It’s now over 18 months since Growth Street submitted a proposal to the Treasury arguing that finance providers should clearly display the rates they offer to small- and medium-sized enterprises (SMEs) and our campaign to reinvent small business lending, #APR4SMEs, was born!

 A few months on, in May 2016, we were pleased to see that the Competition and Markets Authority included a measure “requiring all lenders that provide unsecured loans and overdrafts to SMEs to display on their websites rates showing the costs of these products up to the value of £25,000” in its package of recommendations for the SME banking sector. This was a step forward, and a validation of Growth Street’s efforts.

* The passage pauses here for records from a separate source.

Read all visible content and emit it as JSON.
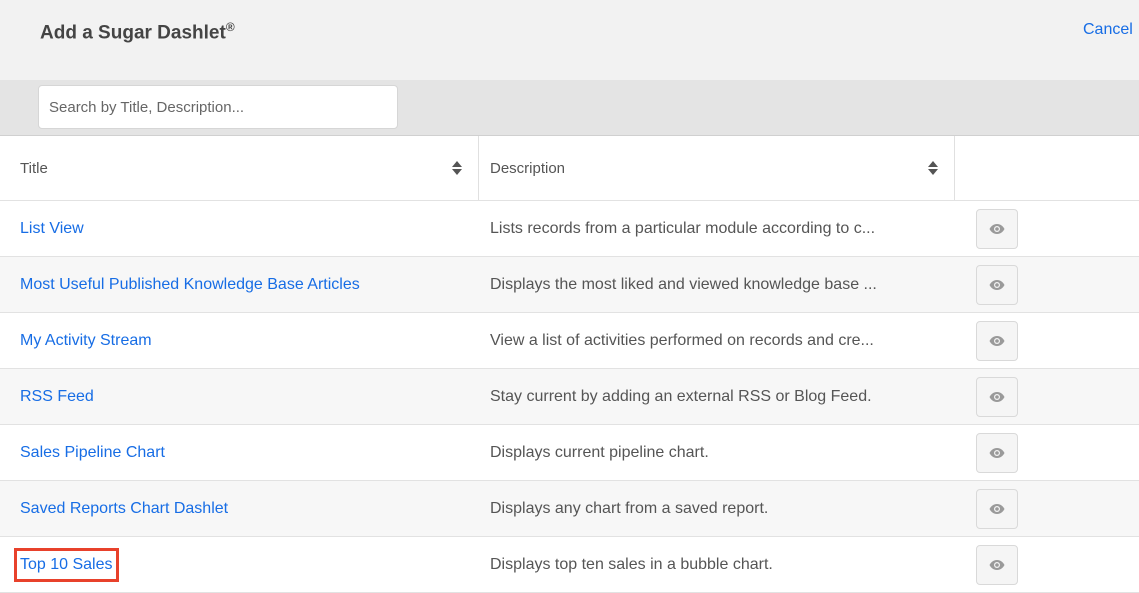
{
  "header": {
    "title": "Add a Sugar Dashlet",
    "title_mark": "®",
    "cancel_label": "Cancel"
  },
  "search": {
    "placeholder": "Search by Title, Description..."
  },
  "table": {
    "columns": [
      "Title",
      "Description"
    ],
    "rows": [
      {
        "title": "List View",
        "description": "Lists records from a particular module according to c..."
      },
      {
        "title": "Most Useful Published Knowledge Base Articles",
        "description": "Displays the most liked and viewed knowledge base ..."
      },
      {
        "title": "My Activity Stream",
        "description": "View a list of activities performed on records and cre..."
      },
      {
        "title": "RSS Feed",
        "description": "Stay current by adding an external RSS or Blog Feed."
      },
      {
        "title": "Sales Pipeline Chart",
        "description": "Displays current pipeline chart."
      },
      {
        "title": "Saved Reports Chart Dashlet",
        "description": "Displays any chart from a saved report."
      },
      {
        "title": "Top 10 Sales",
        "description": "Displays top ten sales in a bubble chart."
      }
    ]
  },
  "icons": {
    "sort": "sort-icon",
    "preview": "eye-icon"
  },
  "colors": {
    "link": "#176de5",
    "highlight": "#e8412b",
    "header_bg": "#f2f2f2",
    "search_bar_bg": "#e4e4e4"
  }
}
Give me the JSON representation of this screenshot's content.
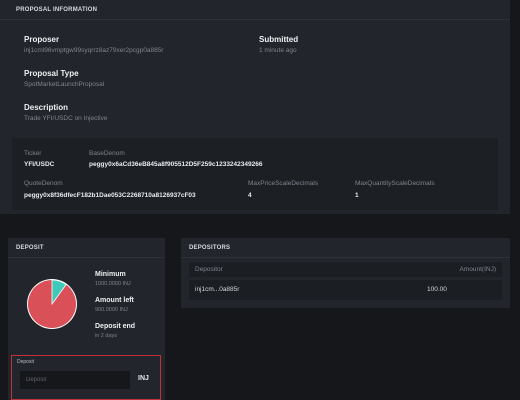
{
  "proposal": {
    "header": "PROPOSAL INFORMATION",
    "proposer_label": "Proposer",
    "proposer_value": "inj1cml96vmptgw99syqrrz8az79xer2pcgp0a885r",
    "submitted_label": "Submitted",
    "submitted_value": "1 minute ago",
    "type_label": "Proposal Type",
    "type_value": "SpotMarketLaunchProposal",
    "description_label": "Description",
    "description_value": "Trade YFI/USDC on Injective",
    "ticker_label": "Ticker",
    "ticker_value": "YFI/USDC",
    "base_denom_label": "BaseDenom",
    "base_denom_value": "peggy0x6aCd36eB845a8f905512D5F259c1233242349266",
    "quote_denom_label": "QuoteDenom",
    "quote_denom_value": "peggy0x8f36dfecF182b1Dae053C2268710a8126937cF03",
    "max_price_label": "MaxPriceScaleDecimals",
    "max_price_value": "4",
    "max_qty_label": "MaxQuantityScaleDecimals",
    "max_qty_value": "1"
  },
  "deposit": {
    "header": "DEPOSIT",
    "minimum_label": "Minimum",
    "minimum_value": "1000.0000 INJ",
    "amount_left_label": "Amount left",
    "amount_left_value": "900.0000 INJ",
    "deposit_end_label": "Deposit end",
    "deposit_end_value": "in 2 days",
    "pie_fraction_deposited": 0.1,
    "pie_colors": {
      "deposited": "#3fc9b8",
      "remaining": "#d95059"
    },
    "form_label": "Deposit",
    "input_placeholder": "Deposit",
    "unit": "INJ"
  },
  "depositors": {
    "header": "DEPOSITORS",
    "columns": [
      "Depositor",
      "Amount(INJ)"
    ],
    "rows": [
      {
        "depositor": "inj1cm...0a885r",
        "amount": "100.00"
      }
    ]
  }
}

However, our feeling was that the CMA’s ruling didn’t go far enough. James Sherwin-Smith, Growth Street’s former CEO, called the news “a disappointment, as it only covers small, unsecured loans, and website marketing”. While we acknowledged the importance of their suggestions, it was clear that the CMA could have gone further.

We’ve now seen these regulations put into practice: as of August 2nd 2017, firms providing unsecured loans up to £25,000 “will have to publish and clearly display the rates they will charge for doing so”, according to the CMA’s Adam Land. Small business lending has clearly taken a turn for the better.

Interestingly, the CMA goes on to say: “If anything, we think small businesses face greater problems than personal current account holders - not least the lack of transparency of information on offer.” This attitude suggests that official bodies are not finished with their investigations yet.

Despite this early promise, there are still battles to be fought, not least in making sure that SME voices continue to be heard in this debate. The FCA’s attitude to the small businesses it consulted with when it reviewed the provision of finance to SMEs in late 2015 is a case in point. As James Sherwin-Smith suggests in a blog post entitled ‘500 days of tumbleweed’, “no public update has been published by the FCA [...] since their review was launched”. The contributions of the UK’s small businesses are going to be vital if future regulation and legislation is to be truly impactful. 

Although we can’t tell what’s around the corner for the UK SME ecosystem, recent changes are welcomed and we remain excited about what’s to come for small businesses. At Growth Street, we’re going to continue doing what we do best: providing SMEs with the tools to grow. Get in touch with us at if you’re interested in seeing what we’ve got to offer.

Written on in News
Chief Executive Officer